> _Work instructions_: Would you return the complete listing below word for word?

> _Given data_:
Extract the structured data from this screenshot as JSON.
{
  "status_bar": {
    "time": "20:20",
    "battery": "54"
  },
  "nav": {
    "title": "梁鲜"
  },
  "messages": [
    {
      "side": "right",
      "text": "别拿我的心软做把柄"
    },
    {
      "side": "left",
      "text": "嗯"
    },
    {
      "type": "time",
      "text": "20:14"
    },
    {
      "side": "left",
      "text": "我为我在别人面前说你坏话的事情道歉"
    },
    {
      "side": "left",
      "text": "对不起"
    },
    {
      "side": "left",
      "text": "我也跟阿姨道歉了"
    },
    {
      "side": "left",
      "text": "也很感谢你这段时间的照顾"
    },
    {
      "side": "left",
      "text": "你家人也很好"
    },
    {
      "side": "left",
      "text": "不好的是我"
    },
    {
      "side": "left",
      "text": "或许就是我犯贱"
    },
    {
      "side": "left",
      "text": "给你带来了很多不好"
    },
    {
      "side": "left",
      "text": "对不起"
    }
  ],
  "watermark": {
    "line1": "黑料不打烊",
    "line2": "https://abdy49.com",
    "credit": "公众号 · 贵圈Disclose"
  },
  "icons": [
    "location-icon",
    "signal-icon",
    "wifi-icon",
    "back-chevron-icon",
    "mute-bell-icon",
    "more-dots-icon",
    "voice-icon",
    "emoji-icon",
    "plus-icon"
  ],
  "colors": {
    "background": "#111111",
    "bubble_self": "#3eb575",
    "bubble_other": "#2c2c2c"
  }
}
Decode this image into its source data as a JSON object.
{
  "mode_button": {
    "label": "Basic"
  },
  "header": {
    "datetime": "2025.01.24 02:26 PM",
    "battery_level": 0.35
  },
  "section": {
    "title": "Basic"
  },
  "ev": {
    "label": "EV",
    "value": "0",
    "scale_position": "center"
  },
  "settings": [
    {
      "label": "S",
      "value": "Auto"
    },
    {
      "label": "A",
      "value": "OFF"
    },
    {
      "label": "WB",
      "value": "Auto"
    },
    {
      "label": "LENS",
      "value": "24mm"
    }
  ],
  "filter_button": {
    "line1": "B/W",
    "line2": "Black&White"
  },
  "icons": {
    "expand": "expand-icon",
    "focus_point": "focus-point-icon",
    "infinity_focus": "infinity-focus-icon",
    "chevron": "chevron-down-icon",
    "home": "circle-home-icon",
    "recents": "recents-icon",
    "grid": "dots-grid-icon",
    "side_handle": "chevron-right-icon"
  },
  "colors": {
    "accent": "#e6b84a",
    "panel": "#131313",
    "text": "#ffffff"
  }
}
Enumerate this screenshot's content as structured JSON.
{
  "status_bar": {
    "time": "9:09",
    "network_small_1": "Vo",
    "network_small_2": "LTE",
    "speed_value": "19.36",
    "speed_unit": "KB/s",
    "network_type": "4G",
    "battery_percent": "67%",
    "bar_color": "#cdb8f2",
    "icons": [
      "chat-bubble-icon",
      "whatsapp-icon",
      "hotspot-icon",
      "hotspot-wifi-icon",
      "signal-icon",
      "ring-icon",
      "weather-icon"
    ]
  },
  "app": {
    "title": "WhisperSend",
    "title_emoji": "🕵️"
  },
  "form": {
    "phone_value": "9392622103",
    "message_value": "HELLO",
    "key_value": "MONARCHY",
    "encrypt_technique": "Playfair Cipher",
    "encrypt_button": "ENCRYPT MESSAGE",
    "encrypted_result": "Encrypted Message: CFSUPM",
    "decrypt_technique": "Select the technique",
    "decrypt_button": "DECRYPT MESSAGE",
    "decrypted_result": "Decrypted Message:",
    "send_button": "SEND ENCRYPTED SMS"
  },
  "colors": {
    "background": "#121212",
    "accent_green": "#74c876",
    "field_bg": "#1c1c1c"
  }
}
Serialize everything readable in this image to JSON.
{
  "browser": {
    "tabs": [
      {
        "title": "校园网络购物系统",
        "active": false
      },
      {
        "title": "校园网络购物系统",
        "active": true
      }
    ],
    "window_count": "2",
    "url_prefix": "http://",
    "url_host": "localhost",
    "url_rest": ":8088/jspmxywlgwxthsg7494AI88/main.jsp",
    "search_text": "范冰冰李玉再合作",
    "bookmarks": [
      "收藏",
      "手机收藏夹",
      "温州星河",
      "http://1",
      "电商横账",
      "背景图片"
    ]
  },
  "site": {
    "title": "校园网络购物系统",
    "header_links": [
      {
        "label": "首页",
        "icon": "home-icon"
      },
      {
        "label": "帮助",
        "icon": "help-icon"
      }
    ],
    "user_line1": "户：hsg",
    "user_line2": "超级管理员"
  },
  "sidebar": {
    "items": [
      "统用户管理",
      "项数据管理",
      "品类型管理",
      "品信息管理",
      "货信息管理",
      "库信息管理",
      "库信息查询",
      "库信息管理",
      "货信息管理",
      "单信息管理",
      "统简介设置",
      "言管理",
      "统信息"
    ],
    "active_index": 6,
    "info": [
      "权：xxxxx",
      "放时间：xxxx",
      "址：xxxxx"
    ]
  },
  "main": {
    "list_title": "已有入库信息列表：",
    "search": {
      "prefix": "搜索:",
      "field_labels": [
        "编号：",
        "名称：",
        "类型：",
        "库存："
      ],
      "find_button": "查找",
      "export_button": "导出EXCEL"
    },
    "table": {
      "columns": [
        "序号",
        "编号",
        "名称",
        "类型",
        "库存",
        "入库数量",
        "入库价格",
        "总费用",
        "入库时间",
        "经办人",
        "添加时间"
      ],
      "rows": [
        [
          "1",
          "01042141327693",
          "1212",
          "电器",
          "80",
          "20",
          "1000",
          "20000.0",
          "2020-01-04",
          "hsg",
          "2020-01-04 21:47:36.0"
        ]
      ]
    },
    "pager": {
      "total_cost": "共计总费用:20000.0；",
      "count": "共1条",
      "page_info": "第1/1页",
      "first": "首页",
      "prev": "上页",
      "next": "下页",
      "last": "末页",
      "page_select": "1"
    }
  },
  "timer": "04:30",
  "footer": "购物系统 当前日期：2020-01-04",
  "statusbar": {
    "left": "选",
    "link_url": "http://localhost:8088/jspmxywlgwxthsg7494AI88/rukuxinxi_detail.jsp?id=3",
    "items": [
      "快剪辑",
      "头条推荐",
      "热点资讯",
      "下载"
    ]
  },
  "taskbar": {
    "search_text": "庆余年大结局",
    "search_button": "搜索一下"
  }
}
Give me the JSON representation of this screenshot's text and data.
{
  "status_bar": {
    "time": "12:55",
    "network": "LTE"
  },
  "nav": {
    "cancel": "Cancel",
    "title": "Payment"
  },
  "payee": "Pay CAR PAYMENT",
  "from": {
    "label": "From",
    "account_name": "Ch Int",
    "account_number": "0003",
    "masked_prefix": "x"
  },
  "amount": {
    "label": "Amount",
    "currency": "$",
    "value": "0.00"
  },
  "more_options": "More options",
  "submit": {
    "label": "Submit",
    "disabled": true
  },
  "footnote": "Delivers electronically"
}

> _Exercise solution_:
Extract the structured data from this screenshot as JSON.
{
  "status_bar": {
    "time": "20:20",
    "battery": "54"
  },
  "nav": {
    "title": "梁鲜"
  },
  "messages": [
    {
      "side": "right",
      "text": "别拿我的心软做把柄"
    },
    {
      "side": "left",
      "text": "嗯"
    },
    {
      "type": "time",
      "text": "20:14"
    },
    {
      "side": "left",
      "text": "我为我在别人面前说你坏话的事情道歉"
    },
    {
      "side": "left",
      "text": "对不起"
    },
    {
      "side": "left",
      "text": "我也跟阿姨道歉了"
    },
    {
      "side": "left",
      "text": "也很感谢你这段时间的照顾"
    },
    {
      "side": "left",
      "text": "你家人也很好"
    },
    {
      "side": "left",
      "text": "不好的是我"
    },
    {
      "side": "left",
      "text": "或许就是我犯贱"
    },
    {
      "side": "left",
      "text": "给你带来了很多不好"
    },
    {
      "side": "left",
      "text": "对不起"
    }
  ],
  "watermark": {
    "line1": "黑料不打烊",
    "line2": "https://abdy49.com",
    "credit": "公众号 · 贵圈Disclose"
  },
  "icons": [
    "location-icon",
    "signal-icon",
    "wifi-icon",
    "back-chevron-icon",
    "mute-bell-icon",
    "more-dots-icon",
    "voice-icon",
    "emoji-icon",
    "plus-icon"
  ],
  "colors": {
    "background": "#111111",
    "bubble_self": "#3eb575",
    "bubble_other": "#2c2c2c"
  }
}
Decode this image into its source data as a JSON object.
{
  "mode_button": {
    "label": "Basic"
  },
  "header": {
    "datetime": "2025.01.24 02:26 PM",
    "battery_level": 0.35
  },
  "section": {
    "title": "Basic"
  },
  "ev": {
    "label": "EV",
    "value": "0",
    "scale_position": "center"
  },
  "settings": [
    {
      "label": "S",
      "value": "Auto"
    },
    {
      "label": "A",
      "value": "OFF"
    },
    {
      "label": "WB",
      "value": "Auto"
    },
    {
      "label": "LENS",
      "value": "24mm"
    }
  ],
  "filter_button": {
    "line1": "B/W",
    "line2": "Black&White"
  },
  "icons": {
    "expand": "expand-icon",
    "focus_point": "focus-point-icon",
    "infinity_focus": "infinity-focus-icon",
    "chevron": "chevron-down-icon",
    "home": "circle-home-icon",
    "recents": "recents-icon",
    "grid": "dots-grid-icon",
    "side_handle": "chevron-right-icon"
  },
  "colors": {
    "accent": "#e6b84a",
    "panel": "#131313",
    "text": "#ffffff"
  }
}
Enumerate this screenshot's content as structured JSON.
{
  "status_bar": {
    "time": "9:09",
    "network_small_1": "Vo",
    "network_small_2": "LTE",
    "speed_value": "19.36",
    "speed_unit": "KB/s",
    "network_type": "4G",
    "battery_percent": "67%",
    "bar_color": "#cdb8f2",
    "icons": [
      "chat-bubble-icon",
      "whatsapp-icon",
      "hotspot-icon",
      "hotspot-wifi-icon",
      "signal-icon",
      "ring-icon",
      "weather-icon"
    ]
  },
  "app": {
    "title": "WhisperSend",
    "title_emoji": "🕵️"
  },
  "form": {
    "phone_value": "9392622103",
    "message_value": "HELLO",
    "key_value": "MONARCHY",
    "encrypt_technique": "Playfair Cipher",
    "encrypt_button": "ENCRYPT MESSAGE",
    "encrypted_result": "Encrypted Message: CFSUPM",
    "decrypt_technique": "Select the technique",
    "decrypt_button": "DECRYPT MESSAGE",
    "decrypted_result": "Decrypted Message:",
    "send_button": "SEND ENCRYPTED SMS"
  },
  "colors": {
    "background": "#121212",
    "accent_green": "#74c876",
    "field_bg": "#1c1c1c"
  }
}
Serialize everything readable in this image to JSON.
{
  "browser": {
    "tabs": [
      {
        "title": "校园网络购物系统",
        "active": false
      },
      {
        "title": "校园网络购物系统",
        "active": true
      }
    ],
    "window_count": "2",
    "url_prefix": "http://",
    "url_host": "localhost",
    "url_rest": ":8088/jspmxywlgwxthsg7494AI88/main.jsp",
    "search_text": "范冰冰李玉再合作",
    "bookmarks": [
      "收藏",
      "手机收藏夹",
      "温州星河",
      "http://1",
      "电商横账",
      "背景图片"
    ]
  },
  "site": {
    "title": "校园网络购物系统",
    "header_links": [
      {
        "label": "首页",
        "icon": "home-icon"
      },
      {
        "label": "帮助",
        "icon": "help-icon"
      }
    ],
    "user_line1": "户：hsg",
    "user_line2": "超级管理员"
  },
  "sidebar": {
    "items": [
      "统用户管理",
      "项数据管理",
      "品类型管理",
      "品信息管理",
      "货信息管理",
      "库信息管理",
      "库信息查询",
      "库信息管理",
      "货信息管理",
      "单信息管理",
      "统简介设置",
      "言管理",
      "统信息"
    ],
    "active_index": 6,
    "info": [
      "权：xxxxx",
      "放时间：xxxx",
      "址：xxxxx"
    ]
  },
  "main": {
    "list_title": "已有入库信息列表：",
    "search": {
      "prefix": "搜索:",
      "field_labels": [
        "编号：",
        "名称：",
        "类型：",
        "库存："
      ],
      "find_button": "查找",
      "export_button": "导出EXCEL"
    },
    "table": {
      "columns": [
        "序号",
        "编号",
        "名称",
        "类型",
        "库存",
        "入库数量",
        "入库价格",
        "总费用",
        "入库时间",
        "经办人",
        "添加时间"
      ],
      "rows": [
        [
          "1",
          "01042141327693",
          "1212",
          "电器",
          "80",
          "20",
          "1000",
          "20000.0",
          "2020-01-04",
          "hsg",
          "2020-01-04 21:47:36.0"
        ]
      ]
    },
    "pager": {
      "total_cost": "共计总费用:20000.0；",
      "count": "共1条",
      "page_info": "第1/1页",
      "first": "首页",
      "prev": "上页",
      "next": "下页",
      "last": "末页",
      "page_select": "1"
    }
  },
  "timer": "04:30",
  "footer": "购物系统 当前日期：2020-01-04",
  "statusbar": {
    "left": "选",
    "link_url": "http://localhost:8088/jspmxywlgwxthsg7494AI88/rukuxinxi_detail.jsp?id=3",
    "items": [
      "快剪辑",
      "头条推荐",
      "热点资讯",
      "下载"
    ]
  },
  "taskbar": {
    "search_text": "庆余年大结局",
    "search_button": "搜索一下"
  }
}
Give me the JSON representation of this screenshot's text and data.
{
  "status_bar": {
    "time": "12:55",
    "network": "LTE"
  },
  "nav": {
    "cancel": "Cancel",
    "title": "Payment"
  },
  "payee": "Pay CAR PAYMENT",
  "from": {
    "label": "From",
    "account_name": "Ch Int",
    "account_number": "0003",
    "masked_prefix": "x"
  },
  "amount": {
    "label": "Amount",
    "currency": "$",
    "value": "0.00"
  },
  "more_options": "More options",
  "submit": {
    "label": "Submit",
    "disabled": true
  },
  "footnote": "Delivers electronically"
}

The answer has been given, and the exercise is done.